The standoff in Oregon between armed protestors and law enforcement has reportedly come to an end. The only remaining occupiers of the Malheur Wildlife Refuge turned themselves in to the FBI on Feb. 11.
The occupation of a wildlife refuge in Oregon by armed anti-government protestors had lasted 41 days, reports the Daily Mail.
Three of the last four occupiers peacefully surrendered to the FBI after 9:30 a.m., reports The New York Times. The three militants reportedly called out that they were unarmed and had their hands up, and did not resist arrest by law enforcement.
The last armed occupant of the federal wildlife refuge, David Fry, initially refused to surrender. Fry listed grievances and accusations against the federal government, and said that he was suicidal.
“I declare war against the federal government,” Fry said. “I’ve peacefully voted and nothing is ever done.”
Fry reportedly talked to thousands of listeners in an online, live streamed exchange. He was being urged to hand himself in peacefully by supporters, including Nevada legislator Michele Fiore. The live stream continued for several hours, reports CNN.
“A dead man can’t talk, a dead man can’t write. We just have to stay together, stay alive,” Fiore said.

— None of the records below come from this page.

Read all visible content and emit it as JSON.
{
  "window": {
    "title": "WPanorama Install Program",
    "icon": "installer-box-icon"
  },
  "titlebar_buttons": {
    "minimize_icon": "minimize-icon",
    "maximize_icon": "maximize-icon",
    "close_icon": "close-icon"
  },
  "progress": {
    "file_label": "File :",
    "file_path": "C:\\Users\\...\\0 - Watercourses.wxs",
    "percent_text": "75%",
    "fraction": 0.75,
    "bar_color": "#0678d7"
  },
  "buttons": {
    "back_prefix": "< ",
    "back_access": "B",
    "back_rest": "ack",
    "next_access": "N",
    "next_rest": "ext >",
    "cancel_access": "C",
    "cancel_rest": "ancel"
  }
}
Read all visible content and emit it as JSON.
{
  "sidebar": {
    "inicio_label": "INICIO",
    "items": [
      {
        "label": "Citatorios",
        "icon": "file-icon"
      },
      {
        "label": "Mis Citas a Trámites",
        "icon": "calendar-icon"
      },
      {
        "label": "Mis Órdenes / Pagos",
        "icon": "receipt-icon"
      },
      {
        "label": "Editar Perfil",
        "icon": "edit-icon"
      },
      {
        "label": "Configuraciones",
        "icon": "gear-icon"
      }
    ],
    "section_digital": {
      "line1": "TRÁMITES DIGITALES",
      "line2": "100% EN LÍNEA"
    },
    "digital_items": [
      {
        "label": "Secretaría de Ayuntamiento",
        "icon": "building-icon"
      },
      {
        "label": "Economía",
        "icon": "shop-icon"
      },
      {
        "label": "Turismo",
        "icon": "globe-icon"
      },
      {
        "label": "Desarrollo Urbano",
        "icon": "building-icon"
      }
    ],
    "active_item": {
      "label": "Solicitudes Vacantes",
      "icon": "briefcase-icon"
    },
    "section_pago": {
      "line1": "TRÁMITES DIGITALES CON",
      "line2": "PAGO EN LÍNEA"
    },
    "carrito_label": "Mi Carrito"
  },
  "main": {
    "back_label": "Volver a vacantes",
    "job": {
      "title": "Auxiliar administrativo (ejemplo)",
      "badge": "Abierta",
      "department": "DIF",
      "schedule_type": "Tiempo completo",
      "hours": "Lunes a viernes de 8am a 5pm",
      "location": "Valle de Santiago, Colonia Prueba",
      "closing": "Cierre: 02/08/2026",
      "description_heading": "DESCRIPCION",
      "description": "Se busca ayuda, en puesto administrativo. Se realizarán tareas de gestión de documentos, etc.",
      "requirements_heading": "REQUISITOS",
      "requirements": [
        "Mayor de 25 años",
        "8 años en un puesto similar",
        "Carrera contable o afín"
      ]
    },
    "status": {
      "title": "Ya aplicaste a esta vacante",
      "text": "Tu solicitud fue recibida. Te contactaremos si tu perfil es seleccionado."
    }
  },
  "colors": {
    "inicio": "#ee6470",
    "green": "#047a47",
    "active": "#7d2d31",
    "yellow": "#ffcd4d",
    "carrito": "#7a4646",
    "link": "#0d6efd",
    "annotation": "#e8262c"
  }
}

Fry eventually turned himself in peacefully about one hour after the other three armed occupiers.
The arrests of the last four occupiers of the Oregon wildlife refuge followed the arrest of Cliven Bundy, a prominent anti-government activist, on Feb. 10. Bundy led another armed stalemate between protestors and law enforcement in Nevada in 2014.
All of the 16 antigovernment protestors arrested in Oregon are currently being charged with conspiracy to impede federal officers.
The armed occupiers were reportedly acting on a historical opposition of ranchers to federal land management policy in the West. The protestors were hoping to incite a mass movement of disaffected ranchers, which never came into being.